> EXERCISE DIRECTIONS
Please return all lines of the data below containing the string "navigator".
---- WORKING DATA
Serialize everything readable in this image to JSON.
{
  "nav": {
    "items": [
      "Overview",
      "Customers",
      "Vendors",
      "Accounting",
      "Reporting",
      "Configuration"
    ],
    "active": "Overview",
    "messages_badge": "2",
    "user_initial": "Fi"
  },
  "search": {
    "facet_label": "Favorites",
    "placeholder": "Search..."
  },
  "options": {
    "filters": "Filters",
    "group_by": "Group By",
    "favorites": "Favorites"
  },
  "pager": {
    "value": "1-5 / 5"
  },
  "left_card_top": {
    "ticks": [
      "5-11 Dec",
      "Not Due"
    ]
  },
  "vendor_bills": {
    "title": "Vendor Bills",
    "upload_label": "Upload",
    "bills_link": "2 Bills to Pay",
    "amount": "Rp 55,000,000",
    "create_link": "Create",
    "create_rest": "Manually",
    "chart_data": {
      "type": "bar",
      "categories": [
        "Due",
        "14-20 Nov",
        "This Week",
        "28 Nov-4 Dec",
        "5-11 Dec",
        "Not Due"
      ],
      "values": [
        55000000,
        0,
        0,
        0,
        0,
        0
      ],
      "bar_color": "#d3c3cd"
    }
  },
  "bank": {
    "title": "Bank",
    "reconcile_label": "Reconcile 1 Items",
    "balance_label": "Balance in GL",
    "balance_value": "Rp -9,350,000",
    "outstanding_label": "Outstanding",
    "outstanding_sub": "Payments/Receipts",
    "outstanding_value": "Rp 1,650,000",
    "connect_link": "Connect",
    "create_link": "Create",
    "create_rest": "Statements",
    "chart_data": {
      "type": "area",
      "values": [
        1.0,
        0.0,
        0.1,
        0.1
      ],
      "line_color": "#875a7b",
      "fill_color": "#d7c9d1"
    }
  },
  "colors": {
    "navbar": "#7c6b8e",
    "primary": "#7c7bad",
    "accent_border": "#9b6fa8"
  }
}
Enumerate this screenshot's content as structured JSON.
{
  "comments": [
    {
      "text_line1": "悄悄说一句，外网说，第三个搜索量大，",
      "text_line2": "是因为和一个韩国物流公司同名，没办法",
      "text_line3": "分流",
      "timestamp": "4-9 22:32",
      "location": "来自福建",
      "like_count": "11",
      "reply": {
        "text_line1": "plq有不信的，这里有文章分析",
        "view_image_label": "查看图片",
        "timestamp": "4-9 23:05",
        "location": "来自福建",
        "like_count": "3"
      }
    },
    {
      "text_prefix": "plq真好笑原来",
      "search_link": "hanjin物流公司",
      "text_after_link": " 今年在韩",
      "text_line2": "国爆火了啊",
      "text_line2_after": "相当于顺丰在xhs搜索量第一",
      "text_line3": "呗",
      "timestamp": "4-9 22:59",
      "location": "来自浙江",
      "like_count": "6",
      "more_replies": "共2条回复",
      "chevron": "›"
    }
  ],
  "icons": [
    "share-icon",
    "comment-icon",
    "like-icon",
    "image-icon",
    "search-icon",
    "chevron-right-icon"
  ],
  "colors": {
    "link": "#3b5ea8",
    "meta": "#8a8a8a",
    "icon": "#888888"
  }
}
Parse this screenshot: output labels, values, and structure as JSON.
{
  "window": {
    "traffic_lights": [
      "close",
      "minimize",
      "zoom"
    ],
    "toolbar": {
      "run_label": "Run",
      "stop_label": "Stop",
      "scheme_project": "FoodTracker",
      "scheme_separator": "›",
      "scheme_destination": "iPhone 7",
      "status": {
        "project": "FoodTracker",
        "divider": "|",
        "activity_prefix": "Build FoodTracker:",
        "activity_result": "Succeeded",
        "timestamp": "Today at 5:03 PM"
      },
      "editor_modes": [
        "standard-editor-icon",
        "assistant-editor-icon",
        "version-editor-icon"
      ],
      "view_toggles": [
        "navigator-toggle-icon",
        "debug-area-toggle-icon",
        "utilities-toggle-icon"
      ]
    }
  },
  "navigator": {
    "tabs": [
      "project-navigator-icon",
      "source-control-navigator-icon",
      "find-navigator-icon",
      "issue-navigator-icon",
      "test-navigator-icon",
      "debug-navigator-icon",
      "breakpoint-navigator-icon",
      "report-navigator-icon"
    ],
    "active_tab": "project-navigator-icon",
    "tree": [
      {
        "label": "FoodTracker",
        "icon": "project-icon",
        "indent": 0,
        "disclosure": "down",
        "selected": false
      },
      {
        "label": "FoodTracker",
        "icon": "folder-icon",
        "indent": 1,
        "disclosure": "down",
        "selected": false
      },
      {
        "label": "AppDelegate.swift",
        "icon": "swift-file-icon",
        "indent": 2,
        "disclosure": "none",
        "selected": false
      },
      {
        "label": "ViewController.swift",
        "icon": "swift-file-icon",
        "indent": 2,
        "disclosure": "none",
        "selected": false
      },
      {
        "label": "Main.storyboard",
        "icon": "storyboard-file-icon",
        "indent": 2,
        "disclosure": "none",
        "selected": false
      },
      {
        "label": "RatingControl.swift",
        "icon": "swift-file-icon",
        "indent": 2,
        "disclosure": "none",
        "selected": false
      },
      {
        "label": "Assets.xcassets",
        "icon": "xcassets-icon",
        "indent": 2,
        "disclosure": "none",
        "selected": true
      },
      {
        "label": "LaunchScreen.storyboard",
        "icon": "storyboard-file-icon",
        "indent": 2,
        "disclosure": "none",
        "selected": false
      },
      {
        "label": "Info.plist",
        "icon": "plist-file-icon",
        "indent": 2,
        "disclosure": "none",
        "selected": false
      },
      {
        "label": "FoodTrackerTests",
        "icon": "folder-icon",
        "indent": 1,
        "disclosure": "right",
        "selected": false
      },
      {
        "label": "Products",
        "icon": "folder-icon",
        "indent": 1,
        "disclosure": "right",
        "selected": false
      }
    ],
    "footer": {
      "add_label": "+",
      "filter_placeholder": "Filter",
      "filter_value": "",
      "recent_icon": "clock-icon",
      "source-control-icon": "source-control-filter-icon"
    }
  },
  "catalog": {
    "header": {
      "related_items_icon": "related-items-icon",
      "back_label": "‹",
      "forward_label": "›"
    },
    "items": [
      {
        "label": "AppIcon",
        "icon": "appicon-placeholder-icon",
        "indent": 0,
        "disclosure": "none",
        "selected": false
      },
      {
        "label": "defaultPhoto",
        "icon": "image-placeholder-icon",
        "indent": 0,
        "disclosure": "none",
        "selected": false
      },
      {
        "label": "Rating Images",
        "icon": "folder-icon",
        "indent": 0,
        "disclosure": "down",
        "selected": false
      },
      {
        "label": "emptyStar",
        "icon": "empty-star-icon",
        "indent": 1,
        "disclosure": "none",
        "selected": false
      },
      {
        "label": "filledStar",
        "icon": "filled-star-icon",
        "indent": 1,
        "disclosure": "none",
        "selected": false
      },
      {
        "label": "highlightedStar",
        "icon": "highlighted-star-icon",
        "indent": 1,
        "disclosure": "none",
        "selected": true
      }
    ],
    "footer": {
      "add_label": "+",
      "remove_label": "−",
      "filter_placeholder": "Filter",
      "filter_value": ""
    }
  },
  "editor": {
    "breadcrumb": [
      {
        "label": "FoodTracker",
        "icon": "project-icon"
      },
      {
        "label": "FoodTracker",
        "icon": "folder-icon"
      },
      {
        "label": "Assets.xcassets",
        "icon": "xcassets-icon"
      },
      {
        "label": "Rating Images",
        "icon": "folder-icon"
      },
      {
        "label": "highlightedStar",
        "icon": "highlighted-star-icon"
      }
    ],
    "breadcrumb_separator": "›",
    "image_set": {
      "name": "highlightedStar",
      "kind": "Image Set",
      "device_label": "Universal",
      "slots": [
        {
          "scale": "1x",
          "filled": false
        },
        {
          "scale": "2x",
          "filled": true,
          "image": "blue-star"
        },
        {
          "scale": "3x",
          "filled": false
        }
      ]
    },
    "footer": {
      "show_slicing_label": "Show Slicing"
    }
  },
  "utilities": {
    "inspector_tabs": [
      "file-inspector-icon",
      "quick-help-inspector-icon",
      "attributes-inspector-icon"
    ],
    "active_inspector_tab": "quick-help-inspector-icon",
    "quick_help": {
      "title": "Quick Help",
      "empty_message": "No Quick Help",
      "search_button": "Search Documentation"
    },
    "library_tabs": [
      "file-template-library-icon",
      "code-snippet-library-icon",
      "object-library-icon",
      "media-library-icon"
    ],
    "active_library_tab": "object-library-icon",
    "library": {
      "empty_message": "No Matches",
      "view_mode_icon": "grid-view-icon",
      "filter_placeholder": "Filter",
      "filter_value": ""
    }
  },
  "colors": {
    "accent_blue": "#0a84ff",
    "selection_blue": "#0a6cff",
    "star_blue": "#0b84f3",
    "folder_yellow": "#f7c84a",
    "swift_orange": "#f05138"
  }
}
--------
> RESULT OF THE EXERCISE
        "navigator-toggle-icon",
  "navigator": {
      "project-navigator-icon",
      "source-control-navigator-icon",
      "find-navigator-icon",
      "issue-navigator-icon",
      "test-navigator-icon",
      "debug-navigator-icon",
      "breakpoint-navigator-icon",
      "report-navigator-icon"
    "active_tab": "project-navigator-icon",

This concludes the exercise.